Dealing with Allergies:

Even if you don’t think you have allergies, certain things can still cause an allergic reaction. In some cases, especially in people who have food allergies, allergens can cause life-threatening anaphylaxis reactions that need to be treated immediately.

Antihistamine – Benadryl, otherwise known by its generic name Diphenhydramine HCl, is one of the best antihistamines on the market and is something that should be part of everyone’s kit.

Antihistamine creams

EpiPen or Epinephrine: – For those with a life-threatening allergy, having an EpiPen with you at all times is essential. They can help stop an anaphylaxis reaction and buy you time until medical help arrives.

Have a Way to Stop bleeding and Close Wounds:

Every good medical kit should have items that can be used to help stop bleeding, close and protect cuts, and help prevent infection from setting in.

Duct Tape: Yes, duct tape. It can be a lifesaver when trying to treat a cut or wound when medical help may be too far away to reach quickly. Duct tape can quickly and safely pull together an open wound, and can buy you the time you need to reach medical help.

Butterfly Sutures: Another great way to close up small wounds is to use something known as a butterfly suture. These types of adhesive strips pull the edges of a small cut together in the same way as a doctor’s stitches.

When using duct tape or butterfly sutures to close a wound, make sure you carefully clean the wound and wash out any foreign materials or debris. If you have any kind of antiseptic, apply it to the wound and dry the area. Start in the middle of the wound and apply the strips, pulling the cut together as tightly as possible. Work your way toward the edges, gently bringing the two sides together and taping them shut.

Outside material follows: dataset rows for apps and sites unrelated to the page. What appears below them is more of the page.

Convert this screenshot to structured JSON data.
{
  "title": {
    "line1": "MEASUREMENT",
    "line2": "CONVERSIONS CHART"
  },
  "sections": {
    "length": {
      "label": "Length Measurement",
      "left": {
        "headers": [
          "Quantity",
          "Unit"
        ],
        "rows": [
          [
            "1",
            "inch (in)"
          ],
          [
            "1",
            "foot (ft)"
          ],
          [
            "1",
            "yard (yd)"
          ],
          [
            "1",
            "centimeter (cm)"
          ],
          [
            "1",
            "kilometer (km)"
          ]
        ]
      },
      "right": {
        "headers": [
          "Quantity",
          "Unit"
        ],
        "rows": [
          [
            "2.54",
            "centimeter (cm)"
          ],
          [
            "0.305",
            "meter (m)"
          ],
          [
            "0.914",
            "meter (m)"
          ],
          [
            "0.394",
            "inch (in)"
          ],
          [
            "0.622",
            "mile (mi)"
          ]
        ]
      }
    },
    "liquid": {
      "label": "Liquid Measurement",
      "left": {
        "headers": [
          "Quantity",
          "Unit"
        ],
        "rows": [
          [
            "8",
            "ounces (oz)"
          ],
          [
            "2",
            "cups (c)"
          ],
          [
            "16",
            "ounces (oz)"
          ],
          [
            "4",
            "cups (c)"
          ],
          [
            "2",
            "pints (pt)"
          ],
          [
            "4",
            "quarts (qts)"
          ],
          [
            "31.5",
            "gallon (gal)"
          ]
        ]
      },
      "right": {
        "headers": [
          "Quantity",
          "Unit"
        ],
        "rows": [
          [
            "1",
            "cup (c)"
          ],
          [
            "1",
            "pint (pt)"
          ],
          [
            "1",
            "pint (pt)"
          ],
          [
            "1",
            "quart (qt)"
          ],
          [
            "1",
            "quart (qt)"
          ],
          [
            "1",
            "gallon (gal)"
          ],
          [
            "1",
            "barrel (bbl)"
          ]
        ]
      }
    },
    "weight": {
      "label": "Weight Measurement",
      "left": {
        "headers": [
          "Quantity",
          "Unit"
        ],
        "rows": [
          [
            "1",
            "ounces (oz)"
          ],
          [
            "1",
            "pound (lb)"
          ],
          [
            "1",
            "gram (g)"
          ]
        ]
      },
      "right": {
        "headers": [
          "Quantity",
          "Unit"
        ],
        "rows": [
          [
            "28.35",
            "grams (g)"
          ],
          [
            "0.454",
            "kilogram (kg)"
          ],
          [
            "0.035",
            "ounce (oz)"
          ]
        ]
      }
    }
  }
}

Don’t Forget to Include Ways to Prevent Infection:

During a survival situation, where sanitation issues may become a problem, keeping your wounds clean and covered is critical to preventing problems. Infection can set in quickly, so you need to stay on top of any open cuts. That means it’s important to carry the following items:



Adhesive wound dressings.

Antibiotic ointments and creams

Broad spectrum oral Antibiotics – This may be difficult to come by since you need a prescription, but some doctors may be willing to prescribe them as a preventive measure if you’re going to be on an extended trip out in the wilderness. Erythromycin, Ciprofloxacin, and Amoxicillin are all broad spectrum antibiotics.

Antiseptics and Disinfectants: Peroxide, Isopropyl Alcohol, PVP Iodine Ampules and Antiseptic wipes are all things that need to be in your kit.

Pain Management Items:

Depending on your condition, pain can be a debilitating and even deadly thing if it causes you to lose hope or give up. Having a way to treat and manage pain, as well as decrease inflammation, is an important part of every emergency first aid kit.

What do you have in your medical kit?


These are just some of the items to have: 


  • Aspirin, Tylenol or Ibuprofen
  • Codeine or some type of painkiller
  • Chemical Ice Bags
  • Lidocaine
  • Emergency dental kit
  • Sterile needles and surgical blades.
  • Splints – SAM and air splints
  • Quikclot Gauze
  • Grooming and cleaning tools – Fingernail clippers, soap, Antiseptic wipes.
  • Tweezers
  • Scissors
  • Disposable thermometers
  • Disposable gloves
  • Sterile eyewash & eye dressings
  • Sunblock
  • Vaseline
  • Burn creams and dressings
  • Medical manuals and basic first aid instructions.
  •  Assorted Adhesive Bandages. 
  •  Large Bandages. 
  •  Blood Clotting Agent. 
  •  Medical Tape. 
  •  Antiseptic. 
  •  Magnifying Glass.
  •  Rubber Gloves. 
  •  Pain Reliever.
  •  You will need to limit your items of course. Having all that stuff in your first-aid kit doesn’t do you much good if you don’t know how to use it. While pretty much everyone knows how to apply an adhesive bandage, most people don’t really know how to do much more than that when treating injuries. Take the time to learn.

There are lots of excellent videos online about basic first-aid care. Take the time to view instructional videos and even to practice using the things in your kit. While not always so, there are times when mere seconds count. Knowing how to use what you have could make all the difference in the world for someone close to you.


 Be safe, take care CJ.